Audience Member: I focus on cyberbullying and youth. There is very little talk here in the US about independent evaluations compared to in Europe. These don’t have to be intrusive and require state action abut can have real value.
Jathan: I work on Smart Cities and the metaphor of platforms has extended to company’s like IBM talking about smart cities as platforms. What do we even mean by platform and why is this such an attractive model or metaphor to use? It seems like it has a lot to do with power. There is power in being a platform by depoliticizing the stature of the company because it suggests they aren’t in the busy of making active decisions. Curious whether this metaphor of platform will soon break.
Nik: Picking up on Christian’s idea of what would intervention look like: what would non-intervention look like? You (Christian) know this because of how you have written about the Facebook Contagion study.
Sarah: I want to talk more about Nick Seaver’s point about the multiple personalities seen in platforms. How do norms of different communities come into tension with the platform? Blocking Twitter in Turkey had a positive outcome for Twitter when there was a user surge thereafter. When do companies make decisions to serve a user base versus going in a different direction? There are changing relationships between users and platforms and those shift by global positioning to the platform.

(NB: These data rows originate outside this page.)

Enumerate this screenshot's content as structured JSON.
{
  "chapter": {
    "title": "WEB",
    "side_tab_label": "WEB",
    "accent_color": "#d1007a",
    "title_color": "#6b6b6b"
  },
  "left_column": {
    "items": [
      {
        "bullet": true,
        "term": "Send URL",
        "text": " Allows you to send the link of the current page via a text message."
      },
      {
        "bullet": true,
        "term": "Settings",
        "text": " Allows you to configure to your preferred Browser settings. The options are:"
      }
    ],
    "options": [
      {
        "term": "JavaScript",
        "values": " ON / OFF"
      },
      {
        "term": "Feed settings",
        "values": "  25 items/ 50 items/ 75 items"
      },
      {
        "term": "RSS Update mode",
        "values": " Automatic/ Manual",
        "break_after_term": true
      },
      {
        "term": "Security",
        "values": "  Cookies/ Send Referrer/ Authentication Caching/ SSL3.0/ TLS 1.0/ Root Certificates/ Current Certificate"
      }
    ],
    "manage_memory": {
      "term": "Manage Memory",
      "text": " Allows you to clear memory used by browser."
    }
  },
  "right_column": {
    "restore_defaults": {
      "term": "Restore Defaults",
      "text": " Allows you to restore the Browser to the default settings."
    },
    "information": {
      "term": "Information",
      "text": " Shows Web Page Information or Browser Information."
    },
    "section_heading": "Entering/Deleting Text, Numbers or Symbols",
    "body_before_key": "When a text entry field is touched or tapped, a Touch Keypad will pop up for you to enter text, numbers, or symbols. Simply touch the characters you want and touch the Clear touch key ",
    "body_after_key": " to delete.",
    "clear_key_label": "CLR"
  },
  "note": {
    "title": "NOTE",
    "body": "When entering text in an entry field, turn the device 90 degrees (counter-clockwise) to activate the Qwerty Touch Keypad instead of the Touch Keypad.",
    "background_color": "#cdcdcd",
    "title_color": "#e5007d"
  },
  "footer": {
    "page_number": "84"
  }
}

Fenwick McKelvey: Three potential directions to take this work: 1) push forward the relationship between platform and virtual world, especially looking at case studies like League of Legends—when is something a gaming space and when is it a platform; 2) there are also connections between platforms and companies that change at the routing level such as in the case of Netflix usage data; and 3) how are these issues territorialized and materialized platforms like in the case of Uber?
Tatevik: How much change is actually made? It doesn’t look like things in privacy have changed despite multiple outrages?
Audience Member: One of the things we haven’t quite addressed is that there has been a shift from the liberal framing of politics to protect rights to seeing corporations as protecting those rights. If Facebook is a corporation with preferences that collects users instead of the users with preferences going to corporations, how does that change our understanding of these issues?
Christian: We are talking a lot about platforms resisting regulation and users pushing for it. Historically, corporations want intervention because it can protect it from competition and guarantee its right to property. This might be helpful because it doesn’t frame the problem as confrontational.
Tarleton: I feel like the language of platform change is often used to target platforms because it is an easy shorthand. How do we find language that appreciates how these relationships go beyond just platforms? Of course, being more sophisticated about how we talk about this ecosystem, might mean we lose our ability to use language that can hold organizations accountable.
Nathan: Companies often engage with people who are trying to shift how they work. (He’s seen it in his work on Twitter and on reddit as well.) They have informal ties to different communities and this shapes the design decisions and also can cause some of the problem we saw over the summer.
Karine: I would like to see a macro theory that incorporates the structure of platforms and networks and the dynamics of content flows and relationships and through which we can talk about the actors and how they exercise power (something she has started writing about social media). We are missing the understanding of the ecosystem as an ecosystem.